Friday 9 July 2021

[Loot] Opening OpenQuest

The new edition of Ducks & Dragons.
OpenQuest is belongs to the huge family of games based on Chaosium's percentile system. It promises a similar gameplay and experience as RuneQuest or Mythras, but in a more streamlined fashion. It is crunchier than early editions of Call of Cthulhu, but not as complicated as RuneQuest - it strikes a solid middle ground with its mechanics like Stormbringer and Elric! did. It is by no means my sweet spot when it comes to percentile games (otherwise I wouldn't be hacking my own), yet it is still a game I adore and keep recommending to people who are fed up with D&D, leveling, hit dice, and stuff like that. But this post isn't a going to be a review. Maybe next time. This is just plain gushing about production values.

OSR games are all over the place when it comes to quality. You can find utterly amateurish stuff like The Meat Grinder, deluxe books like the Hacklopedia of Beasts, cool boxed sets like Old-School Essentials, artpunk experiments like Mjölk Bork alike among them. While each style has its charm, my heart belongs to simple, sturdy, black & white books. Dungeon Crawl Classics RPG has been the gold standard for me in this regard: a massive tome lavishly illustrated with characterful black & white art that often blends into the layout. Zweihänder is also worth mentioning. OpenQuest 3rd edition is the latest that made me smile. When OpenQuest 3rd edition's Kickstarter campaign started Newt wanted a print on demand print run. Eventually the Signed & Sent tier was introduced, with a more expensive, proper printing, and some neat extras. 

That's how a rulebook should look like.

While OpenQuest 3e Signed & Sent might not be the absolute fucking unit my first printing DCC RPG rulebook is, it still ticks all the right boxes and kicks a lot of ass. Both versions will get you a cool Jon Hodgson cover and a cleanly laid out, neatly illustrated black & white interior, but the sown binding, sturdy paper, red bookmark, endpapers, and colour plates of the Signed & Sent tier elevate the product to a next level. Introducing that tier was the right decision on Newt's part. Coughing up the extra cash for it was the right decision on my part. It is a rulebook that looks damn good while also feeling like a rules reference instead of a coffee table book. It also oddly feels like a mix between the RuneQuest Classic reprints and the Games Workshop RuneQuest 3e rulebooks. Well done.

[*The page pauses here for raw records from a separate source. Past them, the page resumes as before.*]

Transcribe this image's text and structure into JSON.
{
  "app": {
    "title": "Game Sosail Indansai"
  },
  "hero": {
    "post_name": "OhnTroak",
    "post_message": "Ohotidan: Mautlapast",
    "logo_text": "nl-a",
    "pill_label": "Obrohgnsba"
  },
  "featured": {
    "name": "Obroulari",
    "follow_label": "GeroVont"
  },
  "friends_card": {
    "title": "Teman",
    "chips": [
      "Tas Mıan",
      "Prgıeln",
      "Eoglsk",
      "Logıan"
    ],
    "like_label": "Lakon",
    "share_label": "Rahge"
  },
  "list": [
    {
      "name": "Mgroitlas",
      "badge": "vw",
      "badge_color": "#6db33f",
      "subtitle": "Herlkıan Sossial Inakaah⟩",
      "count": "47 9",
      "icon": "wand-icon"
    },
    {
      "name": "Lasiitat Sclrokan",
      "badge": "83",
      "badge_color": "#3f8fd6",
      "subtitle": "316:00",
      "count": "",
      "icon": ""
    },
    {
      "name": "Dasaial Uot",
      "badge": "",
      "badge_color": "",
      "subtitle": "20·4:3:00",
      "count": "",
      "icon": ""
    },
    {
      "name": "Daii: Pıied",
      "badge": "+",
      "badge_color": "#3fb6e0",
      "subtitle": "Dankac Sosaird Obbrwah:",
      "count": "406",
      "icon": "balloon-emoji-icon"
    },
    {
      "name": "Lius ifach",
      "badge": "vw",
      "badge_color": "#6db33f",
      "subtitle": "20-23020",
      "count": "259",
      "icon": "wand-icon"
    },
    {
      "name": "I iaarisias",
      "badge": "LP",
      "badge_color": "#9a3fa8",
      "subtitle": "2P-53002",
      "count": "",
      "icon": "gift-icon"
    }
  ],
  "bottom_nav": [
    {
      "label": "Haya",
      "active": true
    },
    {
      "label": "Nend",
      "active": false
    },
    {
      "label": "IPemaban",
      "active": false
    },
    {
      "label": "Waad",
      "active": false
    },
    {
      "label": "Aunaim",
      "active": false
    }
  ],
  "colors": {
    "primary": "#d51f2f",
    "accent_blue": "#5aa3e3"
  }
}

Did I mention it has colour plates?

Wednesday 7 July 2021

[Homebrew] A Quick Primer for Terminus

As promised, I dug up the players' primer for my Terminus DCC RPG. The document was last edited in 2013, and even then it was unfinished: we started the campaign quickly, and I didn't have the time to include elite promotions, descriptions for other towns, or a fucking map. Truth to be told, the campaign had a pretty swift pace compared to what I was used to at that time, and despite planning it to be a sandbox it ended up becoming an almost entirely urban campaign, with a detour to a carnival in Hell, a wintry island ruled by two vampire lords, an ancient moon base, and the body of the space-faring Hungerer.

I still have the folder of dead characters in my desk, with notes on them like "decapitated by giant beetle while vomiting from poisoned mushroom", "torn apart when a small troll crawled out of her stomach", or the twice-resurrected zombie amazon priestess of Cthulhu whose sheet says "stabbed in the chest by a ratling ninja, crushed by a rollercoaster cart, torn to pieces by zombies on the ghost train". The living weren't much better either: the party's leader was a goblin thief, whose drug addiction made his Stamina drop to 4 over time, and grew a brain tumour after eating the corpse of the slime god to gain psionic powers. He was also the worshipper of the orc barbarian from the previous Wilderlands of High Fantasy campaign. Good times!

It's probably the "bad" influence of video games that I like
my campaigns with tons of races.

The influence of Arduin and The Wilderlands of High Fantasy is obvious, among many other sources. I kept returning to the same kitchen sink approach with all my DCC RPG games - and also with the current Eremus campaign. In fact, plenty of the homebrew content and rules I used here were later adapted and converted to other games, and I have even revised them from the ground up for DCC RPG too for a campaign that never got going. A pity, because the revisions were much better than the originals.

While dusting off I did fix a few errors, improved the layout a bit, and cut out placeholders for content that never got into the booklet. That's all I changed though, so expect a good deal of shitty writing, swarms of typos, and clichés. Have fun!

A Quick Primer for Terminus

Bonus: stat blocks for Thieves Guild NPCs and ratling ninjas

There is a lot more, but alas mostly in Hungarian. Still, I'll dig up some more in the near-future (like the elite classes).